Catch share programs have been heralded in all corners of the country, first by NGOs and second by some of the fleet owners, fishermen and processors to whom they have brought success.
The counterbalance to those claims of success are of course the thousands of voices of fishermen and many more thousands of supporting small businesses put out of work as a result of catch share programs. But even worse, at least one catch share program was implemented with such haste that it may actually be damaging the ecosystem it was prescribed to save.
Enter: New England groundfish. In a press release yesterday, Northwest Atlantic Marine Alliance Community Organizer Brett Tolley stated, “In the five years since the catch share policy was implemented in New England, fishing rights have dramatically consolidated, community based fishermen have less access to fishing quota, and pressure on inshore fishing areas has increased.”
“For many fishermen, this means a loss of our livelihood and culture. It means a break in a family tradition. And perhaps more importantly, it means future generations in these fishing families will have no access to using and stewarding the fish stocks and marine ecosystems that have sustained them for so long,” said fisherman Tim Rider of Saco, Maine.
If an entire region of the country is struggling after going far above and beyond to protect their resource, then we have to consider that what we’re doing to manage the resource is not effective.
No single management system will have a 100 percent success rate. Of course we should strive for that. But regardless of what happens to the New England codfish, we can say without a doubt that we did everything we could to protect that species and bring it back to no avail.
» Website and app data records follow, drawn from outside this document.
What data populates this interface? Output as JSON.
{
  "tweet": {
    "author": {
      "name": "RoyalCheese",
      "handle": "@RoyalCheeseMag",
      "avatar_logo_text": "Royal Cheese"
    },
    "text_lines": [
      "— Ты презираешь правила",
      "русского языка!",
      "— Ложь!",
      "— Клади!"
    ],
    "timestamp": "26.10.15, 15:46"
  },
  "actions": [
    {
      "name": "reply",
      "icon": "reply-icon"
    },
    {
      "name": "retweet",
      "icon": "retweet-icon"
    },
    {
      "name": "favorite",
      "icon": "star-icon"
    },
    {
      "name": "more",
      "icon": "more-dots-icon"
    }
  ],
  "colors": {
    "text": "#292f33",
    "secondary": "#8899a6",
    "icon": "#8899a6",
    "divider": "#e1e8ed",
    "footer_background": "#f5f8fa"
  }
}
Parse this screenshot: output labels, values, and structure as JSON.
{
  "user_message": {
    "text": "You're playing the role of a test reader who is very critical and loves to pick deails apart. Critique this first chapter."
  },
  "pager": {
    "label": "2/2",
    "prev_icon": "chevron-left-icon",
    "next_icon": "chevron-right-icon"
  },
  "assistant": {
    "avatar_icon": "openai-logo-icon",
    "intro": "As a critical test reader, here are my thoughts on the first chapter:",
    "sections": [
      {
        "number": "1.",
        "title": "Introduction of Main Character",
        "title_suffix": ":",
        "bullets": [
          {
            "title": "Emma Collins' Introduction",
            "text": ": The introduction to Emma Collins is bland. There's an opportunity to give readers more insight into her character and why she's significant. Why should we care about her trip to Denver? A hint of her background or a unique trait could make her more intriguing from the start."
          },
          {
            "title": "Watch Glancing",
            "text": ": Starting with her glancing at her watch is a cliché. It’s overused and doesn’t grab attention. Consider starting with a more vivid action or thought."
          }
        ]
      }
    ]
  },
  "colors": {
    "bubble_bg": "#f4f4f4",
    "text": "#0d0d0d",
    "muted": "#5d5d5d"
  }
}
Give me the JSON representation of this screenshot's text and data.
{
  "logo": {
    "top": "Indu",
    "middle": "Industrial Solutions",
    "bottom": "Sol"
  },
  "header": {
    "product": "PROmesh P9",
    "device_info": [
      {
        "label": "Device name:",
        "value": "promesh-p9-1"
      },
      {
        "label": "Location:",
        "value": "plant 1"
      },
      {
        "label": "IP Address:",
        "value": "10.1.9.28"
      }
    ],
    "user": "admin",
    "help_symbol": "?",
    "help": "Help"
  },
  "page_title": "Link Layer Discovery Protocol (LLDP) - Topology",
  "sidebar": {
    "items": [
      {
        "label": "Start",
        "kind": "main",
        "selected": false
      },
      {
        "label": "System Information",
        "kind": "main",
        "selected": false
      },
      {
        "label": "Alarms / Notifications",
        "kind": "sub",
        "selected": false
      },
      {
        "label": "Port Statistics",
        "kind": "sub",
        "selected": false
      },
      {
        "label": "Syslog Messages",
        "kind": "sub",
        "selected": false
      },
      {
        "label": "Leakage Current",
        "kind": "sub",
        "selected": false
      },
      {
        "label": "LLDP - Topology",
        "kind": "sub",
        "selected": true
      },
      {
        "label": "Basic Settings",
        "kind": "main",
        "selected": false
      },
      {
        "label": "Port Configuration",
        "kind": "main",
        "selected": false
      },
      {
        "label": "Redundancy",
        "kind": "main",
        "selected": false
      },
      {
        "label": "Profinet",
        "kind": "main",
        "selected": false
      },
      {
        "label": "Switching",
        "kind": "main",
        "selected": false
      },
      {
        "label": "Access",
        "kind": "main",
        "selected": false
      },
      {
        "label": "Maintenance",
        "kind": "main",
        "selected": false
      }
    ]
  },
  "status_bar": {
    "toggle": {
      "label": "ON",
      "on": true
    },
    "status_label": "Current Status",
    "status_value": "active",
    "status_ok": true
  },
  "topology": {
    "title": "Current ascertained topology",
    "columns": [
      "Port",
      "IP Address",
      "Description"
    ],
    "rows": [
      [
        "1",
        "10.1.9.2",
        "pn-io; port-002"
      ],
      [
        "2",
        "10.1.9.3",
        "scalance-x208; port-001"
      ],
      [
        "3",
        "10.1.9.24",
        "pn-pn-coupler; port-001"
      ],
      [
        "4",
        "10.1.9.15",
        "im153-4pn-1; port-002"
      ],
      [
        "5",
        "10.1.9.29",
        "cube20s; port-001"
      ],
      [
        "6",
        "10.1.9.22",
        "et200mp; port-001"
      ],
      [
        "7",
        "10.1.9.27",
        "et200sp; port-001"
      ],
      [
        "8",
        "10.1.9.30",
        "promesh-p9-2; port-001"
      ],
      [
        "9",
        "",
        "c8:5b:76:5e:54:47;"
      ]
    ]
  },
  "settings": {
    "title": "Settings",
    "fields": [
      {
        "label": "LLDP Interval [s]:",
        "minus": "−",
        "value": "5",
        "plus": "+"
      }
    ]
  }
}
What we don’t know is what’s hurting us.
What we do know, we’re not acting on, and that’s hurting us, too.
Flexibility in Magnuson is the only way to give some New England and Southern fisheries a whisper of hope. The fishermen in these regions need legislation to push their councils to take a holistic look at fishing communities and ecosystems. How can we refuse to offer a helping hand to fellow fishermen?
They don’t want help in the form of disaster money or handouts in the form of buybacks or buyouts. What they want is to be given a chance to try something new with their fishery.
In the meantime, we should be putting more effort into gear innovations and data on these fisheries and more money into marketing underutilized species like dogfish. Instead we keep leaning harder and harder on the fishermen to maintain an ineffective status quo.
As Tolley points out, stewards of the resource have made appeals and suggestions to improve the New England program. But the council has turned a blind eye to the system’s flaws, which they promised at the outset to fix because they recognized five years ago that the program was shoved through in haste and was likely to be a disaster in the making.
We still have a disaster. We still have a broken system. The question is how long we will still have a fishery?